In the aftermath of a disappointing performance at the 2015 World Cup in Canada, Spain’s players, led by Boquete, went public with their complaints against Quereda.

Among their grievances were an alleged culture of fear and intimidation as well as a lack of adequate preparation for the tournament.

“For us in Canada, it was the two things together: It wasn’t good enough on the personal side, but it also wasn’t good enough on the sporting side,” Boquete said.

“That was the moment that we said: ‘OK, this is the end. We [have to] change this and we can’t keep going in this direction.’”

Though their campaign was successful in ousting Quereda, Boquete paid a price for her activism.

Despite her unquestioned status as one of her country’s top players, she was phased out of the national team and would never play for La Roja again after she was controversially left off the squad for Euro 2017.

“The end was not the one that I wanted,” Boquete says. “It could’ve been better, that's for sure.”
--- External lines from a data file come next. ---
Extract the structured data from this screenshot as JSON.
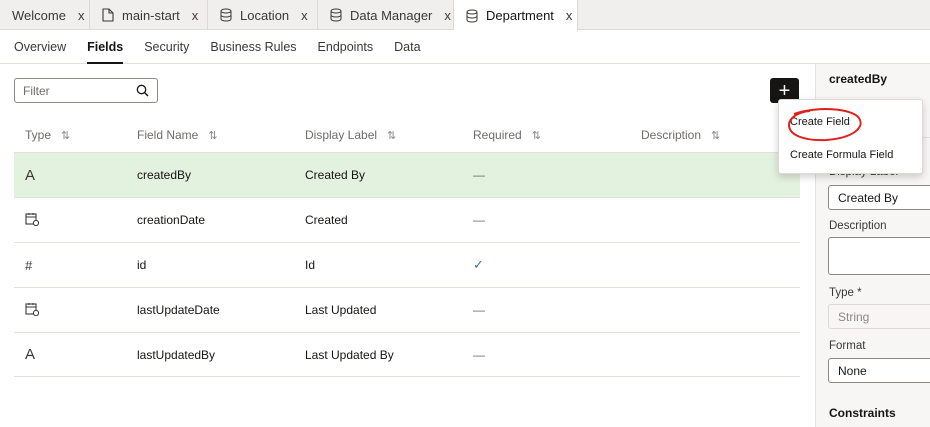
{
  "tabs": [
    {
      "label": "Welcome",
      "icon": "none",
      "active": false
    },
    {
      "label": "main-start",
      "icon": "document-icon",
      "active": false
    },
    {
      "label": "Location",
      "icon": "database-icon",
      "active": false
    },
    {
      "label": "Data Manager",
      "icon": "database-icon",
      "active": false
    },
    {
      "label": "Department",
      "icon": "database-icon",
      "active": true
    }
  ],
  "close_glyph": "x",
  "subnav": [
    "Overview",
    "Fields",
    "Security",
    "Business Rules",
    "Endpoints",
    "Data"
  ],
  "subnav_active": "Fields",
  "filter": {
    "placeholder": "Filter",
    "value": ""
  },
  "add_button": {
    "label": "+"
  },
  "columns": [
    "Type",
    "Field Name",
    "Display Label",
    "Required",
    "Description"
  ],
  "rows": [
    {
      "type_icon": "text-type-icon",
      "type_glyph": "A",
      "name": "createdBy",
      "label": "Created By",
      "required": "—",
      "description": "",
      "selected": true
    },
    {
      "type_icon": "datetime-type-icon",
      "type_glyph": "",
      "name": "creationDate",
      "label": "Created",
      "required": "—",
      "description": "",
      "selected": false
    },
    {
      "type_icon": "number-type-icon",
      "type_glyph": "#",
      "name": "id",
      "label": "Id",
      "required": "✓",
      "description": "",
      "selected": false
    },
    {
      "type_icon": "datetime-type-icon",
      "type_glyph": "",
      "name": "lastUpdateDate",
      "label": "Last Updated",
      "required": "—",
      "description": "",
      "selected": false
    },
    {
      "type_icon": "text-type-icon",
      "type_glyph": "A",
      "name": "lastUpdatedBy",
      "label": "Last Updated By",
      "required": "—",
      "description": "",
      "selected": false
    }
  ],
  "menu": {
    "items": [
      "Create Field",
      "Create Formula Field"
    ]
  },
  "panel": {
    "title": "createdBy",
    "display_label_label": "Display Label",
    "display_label_value": "Created By",
    "description_label": "Description",
    "type_label": "Type *",
    "type_value": "String",
    "format_label": "Format",
    "format_value": "None",
    "constraints_label": "Constraints"
  },
  "colors": {
    "selected_row": "#e3f1df",
    "annotation": "#e0201a",
    "dark": "#161513"
  }
}
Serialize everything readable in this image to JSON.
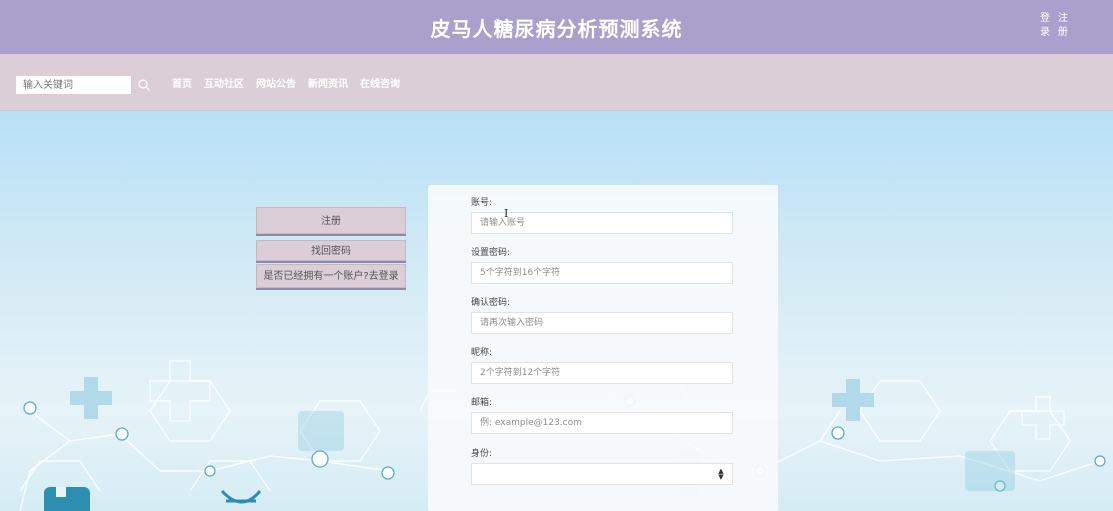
{
  "header": {
    "title": "皮马人糖尿病分析预测系统",
    "login_label": "登录",
    "register_label": "注册"
  },
  "navbar": {
    "search_placeholder": "输入关键词",
    "items": [
      {
        "label": "首页"
      },
      {
        "label": "互动社区"
      },
      {
        "label": "网站公告"
      },
      {
        "label": "新闻资讯"
      },
      {
        "label": "在线咨询"
      }
    ]
  },
  "side_buttons": {
    "register": "注册",
    "find_password": "找回密码",
    "go_login": "是否已经拥有一个账户?去登录"
  },
  "form": {
    "account": {
      "label": "账号:",
      "placeholder": "请输入账号"
    },
    "password": {
      "label": "设置密码:",
      "placeholder": "5个字符到16个字符"
    },
    "confirm_password": {
      "label": "确认密码:",
      "placeholder": "请再次输入密码"
    },
    "nickname": {
      "label": "昵称:",
      "placeholder": "2个字符到12个字符"
    },
    "email": {
      "label": "邮箱:",
      "placeholder": "例: example@123.com"
    },
    "identity": {
      "label": "身份:",
      "value": ""
    }
  },
  "colors": {
    "header_bg": "#a9a0cc",
    "navbar_bg": "#dcced7",
    "button_bg": "#dcced8",
    "panel_bg": "#f7fafc"
  }
}
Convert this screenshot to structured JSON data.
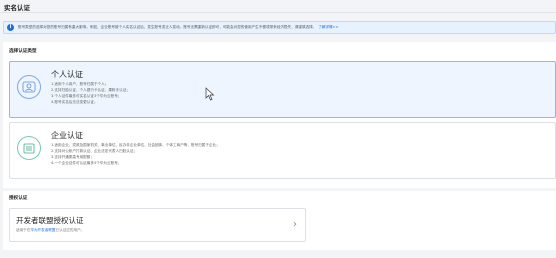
{
  "page": {
    "title": "实名认证"
  },
  "notice": {
    "text": "账号类型的选择对您的账号归属有重大影响。例如，企业账号被个人实名认证后，发生账号变迁人变动，账号无需重新认证即可，可能会对您的使用产生不便或带来经济损失，请谨慎选择。",
    "link": "了解详情>>"
  },
  "select_section": {
    "label": "选择认证类型"
  },
  "personal": {
    "title": "个人认证",
    "lines": [
      "1.适用个人用户，账号归属于个人；",
      "2.支持扫脸认证、个人银行卡认证、果粉手认证；",
      "3.个人证件最多可实名认证3个华为云账号；",
      "4.账号实名后无法变更认证。"
    ]
  },
  "enterprise": {
    "title": "企业认证",
    "lines": [
      "1.适用企业、党政及国家机关、事业单位、民办非企业单位、社会团体、个体工商户等，账号归属于企业；",
      "2.支持对公帐户打款认证、企业法定代表人扫脸认证；",
      "3.支持开通更高专用配额；",
      "4.一个企业证件可认证最多5个华为云账号。"
    ]
  },
  "auth_section": {
    "label": "授权认证"
  },
  "developer": {
    "title": "开发者联盟授权认证",
    "desc_prefix": "适用于在",
    "desc_link": "华为开发者联盟",
    "desc_suffix": "已认证过的用户。",
    "chevron": "›"
  },
  "icons": {
    "notice": "info-icon",
    "personal": "person-icon",
    "enterprise": "building-icon",
    "cursor": "mouse-cursor-icon"
  },
  "colors": {
    "accent": "#1e6fd9",
    "selected_bg": "#eef5ff",
    "enterprise_icon": "#3fae8a"
  }
}
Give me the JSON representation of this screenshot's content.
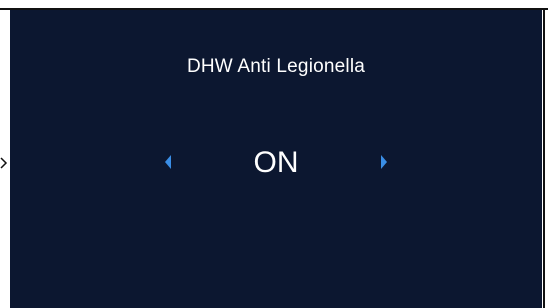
{
  "setting": {
    "title": "DHW Anti Legionella",
    "value": "ON"
  },
  "icons": {
    "prev": "chevron-left-icon",
    "next": "chevron-right-icon",
    "pointer": "pointer-arrow-icon"
  },
  "colors": {
    "screen_background": "#0c1730",
    "text": "#ffffff",
    "arrow_accent": "#3a8ee6"
  }
}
In late 2021, amid a reckoning in the NWSL and elsewhere over abusive coaches and lack of institutional response, Boquete and several of her former team-mates were involved in a documentary about their time playing for Quereda that aired on Spanish television.

In the film, Boquete and others revealed extraordinary details about an alleged culture of rampant fear, bigotry, sexism and homophobia that Quereda created over 27 years as national team head coach – as well as alleged indifference from the Spanish federation about Quereda’s behavior.
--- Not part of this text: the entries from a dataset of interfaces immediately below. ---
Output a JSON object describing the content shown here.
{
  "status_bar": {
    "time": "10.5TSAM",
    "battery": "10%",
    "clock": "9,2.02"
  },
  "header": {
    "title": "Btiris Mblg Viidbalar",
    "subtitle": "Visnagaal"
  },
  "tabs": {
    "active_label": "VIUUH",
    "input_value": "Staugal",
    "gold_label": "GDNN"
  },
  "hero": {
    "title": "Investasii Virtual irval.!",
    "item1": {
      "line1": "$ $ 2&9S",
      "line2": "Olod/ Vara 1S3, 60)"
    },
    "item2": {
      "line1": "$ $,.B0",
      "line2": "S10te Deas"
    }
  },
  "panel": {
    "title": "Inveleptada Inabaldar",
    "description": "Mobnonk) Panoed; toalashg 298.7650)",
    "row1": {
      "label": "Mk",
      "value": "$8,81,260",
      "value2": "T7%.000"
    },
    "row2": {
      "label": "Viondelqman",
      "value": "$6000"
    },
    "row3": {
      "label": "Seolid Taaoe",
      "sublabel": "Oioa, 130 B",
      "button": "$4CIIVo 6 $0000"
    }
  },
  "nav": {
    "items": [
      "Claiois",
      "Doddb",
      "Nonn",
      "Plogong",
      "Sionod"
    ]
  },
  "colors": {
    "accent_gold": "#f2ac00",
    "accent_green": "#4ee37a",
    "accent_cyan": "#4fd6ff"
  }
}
“The reaction [to the documentary] was a surprise,” Boquete said. “So many people didn't know about the story or they knew just like five percent of what happened, or they knew about the final days when everything blew up, but they didn't know what we were suffering.”

Boquete, now playing in Italy with Fiorentina, looks back on her time playing under Riley and reckons with the fact that abuse can happen under the noses of so many.

“When people get ashamed, they don't talk about it,” Boquete said. “Then we just see it like it’s normal: 'Oh yeah. They are friends. They have a better relationship.'

"You just don't give importance to that. So, you think everything is going well and no one is suffering.”

But now, led by the action of Spain’s players in 2015 and players all over the the world last year, Boquete is hopeful that the culture of silence and cover-ups is coming to an end.

“Right now everyone is more sensible about all this,” Boquete says. “People are not afraid to speak anymore. It's more clear what is OK and what is not OK, and where the limits are.”

Though Boquete wasn’t on the field for it, Spain’s team has undergone a transformation since Quereda’s departure.

La Roja reached their first World Cup knockout phase in 2019 and are in the top 10 of FIFA’s world rankings.

At club level, Barcelona, led by some of Spain’s top players, has become the top women’s side in Europe.

Would it all have happened without the activism of Boquete and some of her team-mates?

“Probably not,” Boquete said. That is a legacy she insists makes her unceremonious departure from the national team worthwhile.

“I don't think that I deserved to go out in that way,” the 34-year-old said. “But, at the same time, it's the price I had to pay and if that is the consequence of changing the history of my sport in my country, I think that is not that bad.”